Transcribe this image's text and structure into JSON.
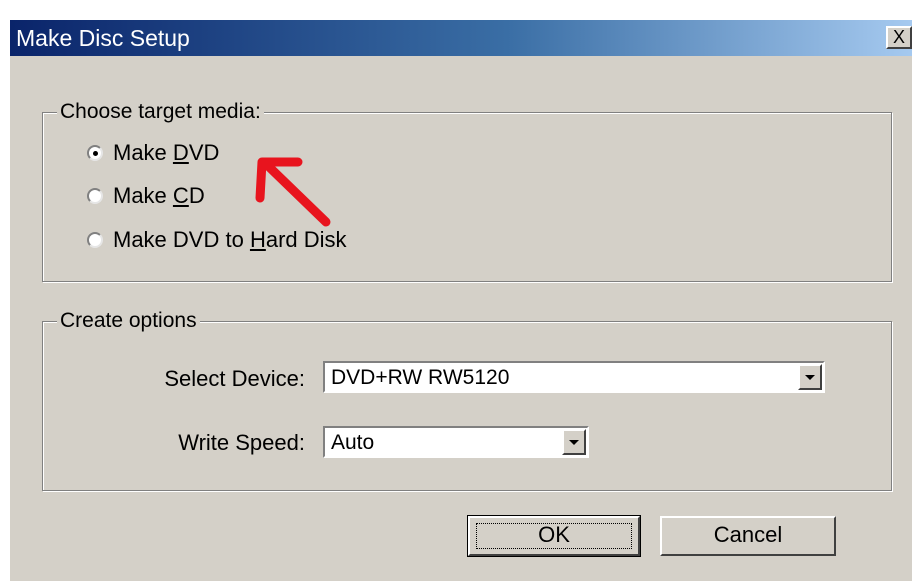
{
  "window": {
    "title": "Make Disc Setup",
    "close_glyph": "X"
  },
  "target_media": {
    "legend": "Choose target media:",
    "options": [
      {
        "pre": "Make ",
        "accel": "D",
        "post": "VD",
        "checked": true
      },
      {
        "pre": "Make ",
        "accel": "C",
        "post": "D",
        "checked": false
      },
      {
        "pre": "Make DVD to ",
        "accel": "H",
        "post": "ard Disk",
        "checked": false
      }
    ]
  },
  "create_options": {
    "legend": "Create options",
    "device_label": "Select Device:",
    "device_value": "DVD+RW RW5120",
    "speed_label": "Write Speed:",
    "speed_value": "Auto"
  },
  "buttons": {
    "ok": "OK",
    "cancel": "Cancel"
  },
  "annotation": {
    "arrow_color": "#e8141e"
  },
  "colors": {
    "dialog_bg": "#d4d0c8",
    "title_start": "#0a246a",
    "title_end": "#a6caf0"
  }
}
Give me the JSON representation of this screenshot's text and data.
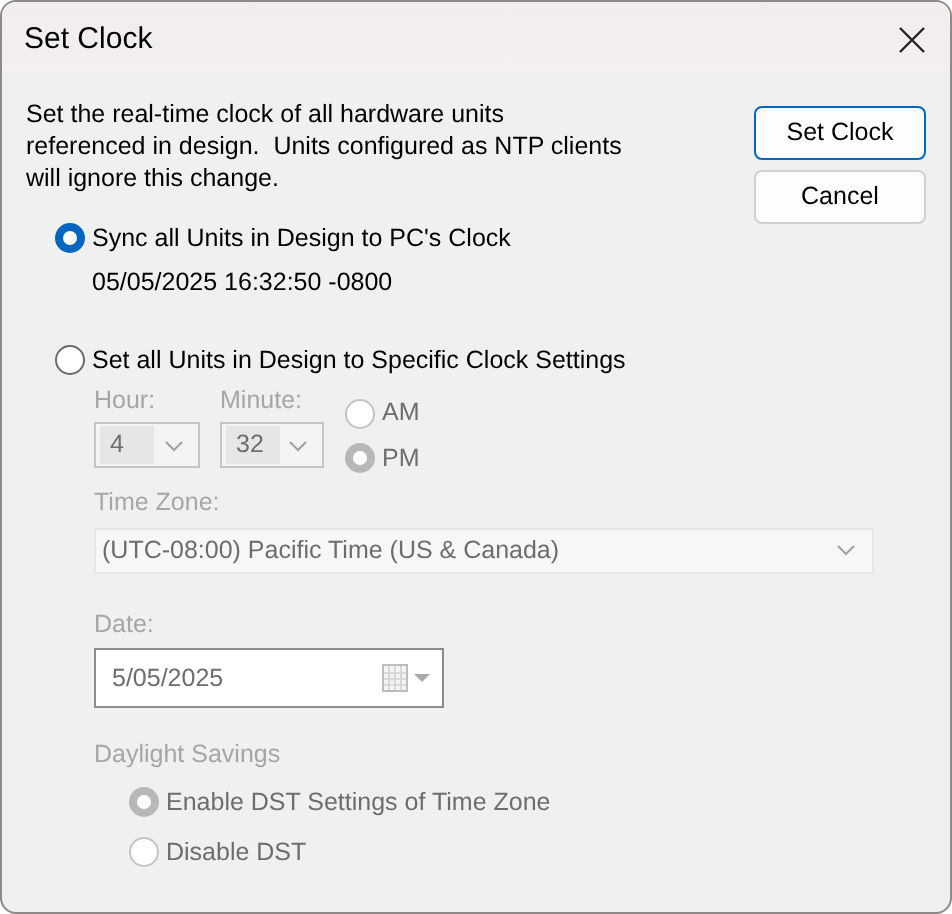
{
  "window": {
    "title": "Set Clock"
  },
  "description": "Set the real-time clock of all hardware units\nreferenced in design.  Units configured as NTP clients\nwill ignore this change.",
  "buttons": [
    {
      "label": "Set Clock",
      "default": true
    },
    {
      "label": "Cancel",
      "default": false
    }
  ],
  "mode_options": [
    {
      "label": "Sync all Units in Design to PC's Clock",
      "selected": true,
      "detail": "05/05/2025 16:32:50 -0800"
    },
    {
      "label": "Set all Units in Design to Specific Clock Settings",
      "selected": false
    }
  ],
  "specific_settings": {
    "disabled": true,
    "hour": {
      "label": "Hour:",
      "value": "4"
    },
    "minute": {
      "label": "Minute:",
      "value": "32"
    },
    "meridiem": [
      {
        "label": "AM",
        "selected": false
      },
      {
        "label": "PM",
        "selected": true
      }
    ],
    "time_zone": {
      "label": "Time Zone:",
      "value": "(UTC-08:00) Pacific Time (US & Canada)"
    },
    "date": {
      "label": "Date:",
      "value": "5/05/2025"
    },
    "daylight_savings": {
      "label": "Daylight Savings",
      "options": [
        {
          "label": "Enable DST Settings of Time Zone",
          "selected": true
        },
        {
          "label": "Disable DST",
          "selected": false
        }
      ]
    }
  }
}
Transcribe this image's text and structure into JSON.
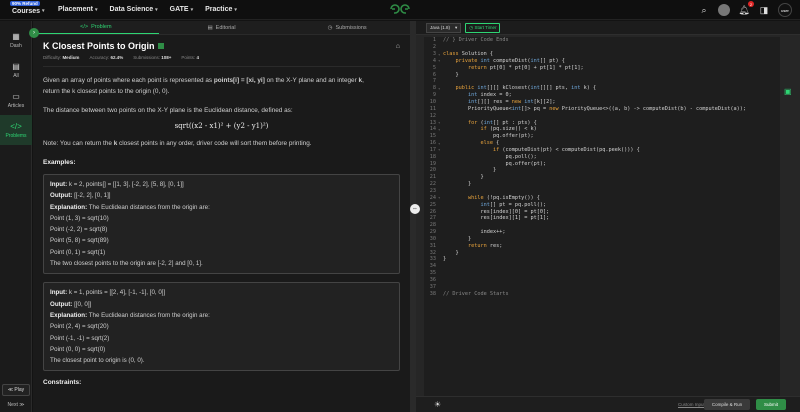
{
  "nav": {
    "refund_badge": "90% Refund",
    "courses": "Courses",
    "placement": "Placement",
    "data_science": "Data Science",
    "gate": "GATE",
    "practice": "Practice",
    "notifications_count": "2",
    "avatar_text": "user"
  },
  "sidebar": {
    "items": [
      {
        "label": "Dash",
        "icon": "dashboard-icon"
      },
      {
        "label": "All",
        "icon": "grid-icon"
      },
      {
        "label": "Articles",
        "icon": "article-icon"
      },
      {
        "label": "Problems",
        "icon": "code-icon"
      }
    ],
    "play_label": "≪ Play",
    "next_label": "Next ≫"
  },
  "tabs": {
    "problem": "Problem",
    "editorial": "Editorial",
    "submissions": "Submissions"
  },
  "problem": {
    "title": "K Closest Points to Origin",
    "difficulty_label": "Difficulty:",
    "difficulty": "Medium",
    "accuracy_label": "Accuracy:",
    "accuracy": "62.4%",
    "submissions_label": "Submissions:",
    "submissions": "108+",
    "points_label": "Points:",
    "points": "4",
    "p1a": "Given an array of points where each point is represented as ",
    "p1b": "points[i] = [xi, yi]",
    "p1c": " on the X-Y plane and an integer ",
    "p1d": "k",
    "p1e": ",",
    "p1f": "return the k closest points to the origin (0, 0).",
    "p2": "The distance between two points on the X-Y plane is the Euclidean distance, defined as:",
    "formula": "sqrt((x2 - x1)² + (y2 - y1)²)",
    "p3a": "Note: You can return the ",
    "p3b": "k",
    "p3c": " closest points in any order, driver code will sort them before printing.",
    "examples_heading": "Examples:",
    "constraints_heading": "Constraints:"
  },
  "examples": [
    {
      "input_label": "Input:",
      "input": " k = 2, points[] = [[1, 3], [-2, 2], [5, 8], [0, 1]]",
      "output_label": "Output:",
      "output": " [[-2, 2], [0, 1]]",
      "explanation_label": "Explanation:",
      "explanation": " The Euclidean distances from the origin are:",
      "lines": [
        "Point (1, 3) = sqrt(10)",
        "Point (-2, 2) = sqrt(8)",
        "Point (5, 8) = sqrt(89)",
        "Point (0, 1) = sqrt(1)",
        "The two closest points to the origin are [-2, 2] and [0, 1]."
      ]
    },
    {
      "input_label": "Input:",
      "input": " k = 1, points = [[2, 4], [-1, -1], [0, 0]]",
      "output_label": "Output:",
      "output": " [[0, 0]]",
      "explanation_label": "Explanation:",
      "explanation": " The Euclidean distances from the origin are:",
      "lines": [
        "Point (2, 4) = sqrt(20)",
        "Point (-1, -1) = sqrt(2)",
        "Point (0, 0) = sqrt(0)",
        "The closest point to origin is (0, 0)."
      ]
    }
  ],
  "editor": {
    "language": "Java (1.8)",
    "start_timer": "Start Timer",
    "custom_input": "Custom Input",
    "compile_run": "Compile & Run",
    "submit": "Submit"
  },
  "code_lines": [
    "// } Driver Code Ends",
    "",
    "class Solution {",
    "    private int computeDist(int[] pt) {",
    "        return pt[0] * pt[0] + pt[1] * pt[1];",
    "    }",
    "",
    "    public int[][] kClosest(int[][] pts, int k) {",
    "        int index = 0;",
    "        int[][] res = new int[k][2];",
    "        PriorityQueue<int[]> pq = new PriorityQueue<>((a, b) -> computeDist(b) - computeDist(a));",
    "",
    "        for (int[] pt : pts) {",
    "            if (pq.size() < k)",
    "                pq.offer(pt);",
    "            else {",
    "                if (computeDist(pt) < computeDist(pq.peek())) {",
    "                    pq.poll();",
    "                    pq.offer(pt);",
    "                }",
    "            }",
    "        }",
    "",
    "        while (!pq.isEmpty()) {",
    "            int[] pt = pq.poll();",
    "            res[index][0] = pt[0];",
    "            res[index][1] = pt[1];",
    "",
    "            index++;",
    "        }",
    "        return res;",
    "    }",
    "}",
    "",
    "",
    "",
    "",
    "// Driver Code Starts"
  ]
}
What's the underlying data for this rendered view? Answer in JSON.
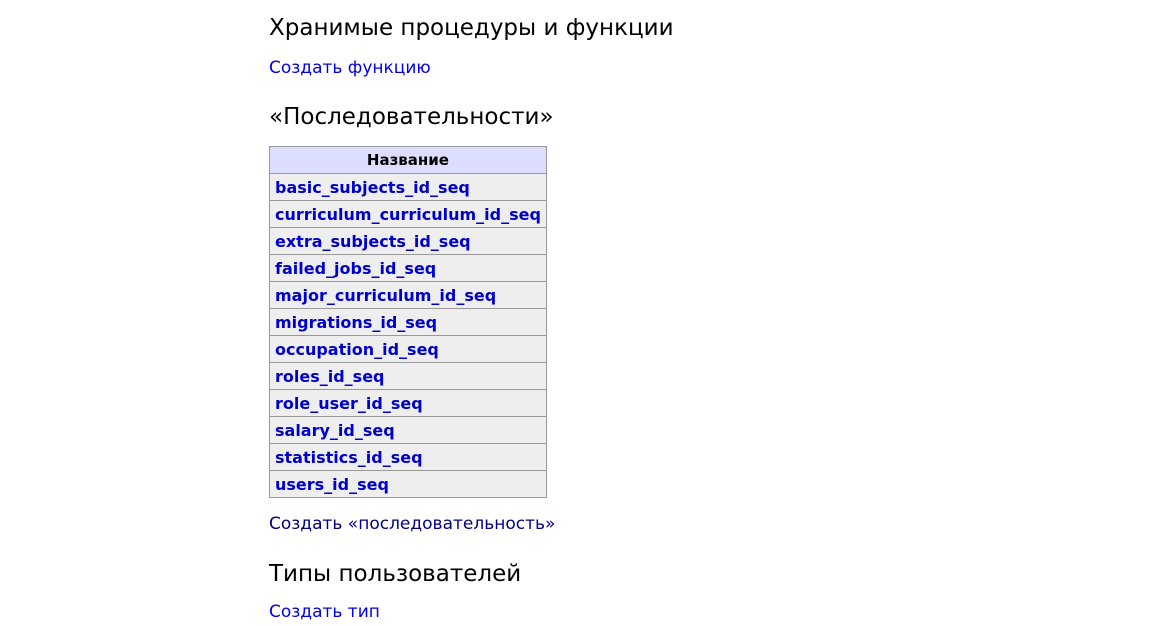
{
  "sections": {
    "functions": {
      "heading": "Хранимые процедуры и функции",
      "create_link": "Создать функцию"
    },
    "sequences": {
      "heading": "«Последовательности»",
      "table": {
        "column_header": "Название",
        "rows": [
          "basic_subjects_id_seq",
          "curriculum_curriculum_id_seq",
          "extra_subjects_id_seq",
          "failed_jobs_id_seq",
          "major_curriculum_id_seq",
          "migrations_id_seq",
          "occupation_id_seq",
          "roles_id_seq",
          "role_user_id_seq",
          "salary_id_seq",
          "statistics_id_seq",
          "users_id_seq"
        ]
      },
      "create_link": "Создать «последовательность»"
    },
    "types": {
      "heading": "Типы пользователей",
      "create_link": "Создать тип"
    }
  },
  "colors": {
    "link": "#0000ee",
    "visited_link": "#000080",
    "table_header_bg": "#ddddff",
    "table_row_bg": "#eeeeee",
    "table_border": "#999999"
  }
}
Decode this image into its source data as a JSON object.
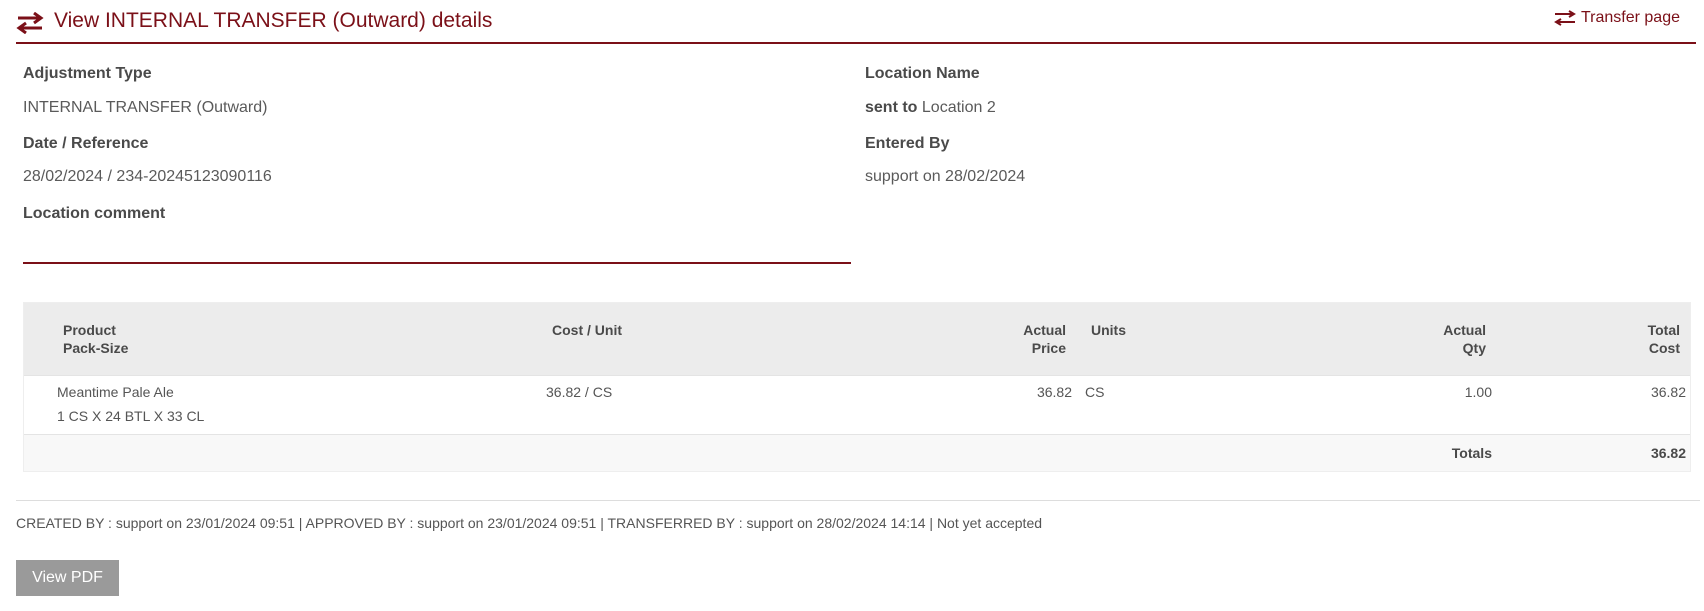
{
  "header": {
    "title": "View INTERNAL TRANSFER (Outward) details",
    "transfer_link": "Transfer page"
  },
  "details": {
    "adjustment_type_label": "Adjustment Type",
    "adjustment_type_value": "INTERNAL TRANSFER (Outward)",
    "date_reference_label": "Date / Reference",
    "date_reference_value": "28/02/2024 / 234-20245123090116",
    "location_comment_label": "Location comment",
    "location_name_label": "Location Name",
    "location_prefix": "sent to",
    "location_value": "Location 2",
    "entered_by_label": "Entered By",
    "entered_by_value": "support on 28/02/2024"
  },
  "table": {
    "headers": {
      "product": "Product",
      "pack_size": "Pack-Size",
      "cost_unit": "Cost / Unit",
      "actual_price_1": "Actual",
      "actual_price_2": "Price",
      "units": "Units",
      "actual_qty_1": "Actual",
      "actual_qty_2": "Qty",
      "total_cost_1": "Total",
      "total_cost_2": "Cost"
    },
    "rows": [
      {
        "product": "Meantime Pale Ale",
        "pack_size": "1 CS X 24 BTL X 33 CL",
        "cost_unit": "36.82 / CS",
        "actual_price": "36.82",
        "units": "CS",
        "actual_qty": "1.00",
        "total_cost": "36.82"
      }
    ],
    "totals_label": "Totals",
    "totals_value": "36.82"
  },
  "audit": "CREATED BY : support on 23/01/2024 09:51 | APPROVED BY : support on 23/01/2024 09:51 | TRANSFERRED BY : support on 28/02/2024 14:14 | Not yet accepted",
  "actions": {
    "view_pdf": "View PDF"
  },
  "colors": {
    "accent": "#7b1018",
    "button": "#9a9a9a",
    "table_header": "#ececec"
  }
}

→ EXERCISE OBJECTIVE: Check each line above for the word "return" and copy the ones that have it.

→ WORKED SOLUTION:
    "p1f": "return the k closest points to the origin (0, 0).",
    "p3a": "Note: You can return the ",
    "        return pt[0] * pt[0] + pt[1] * pt[1];",
    "        return res;",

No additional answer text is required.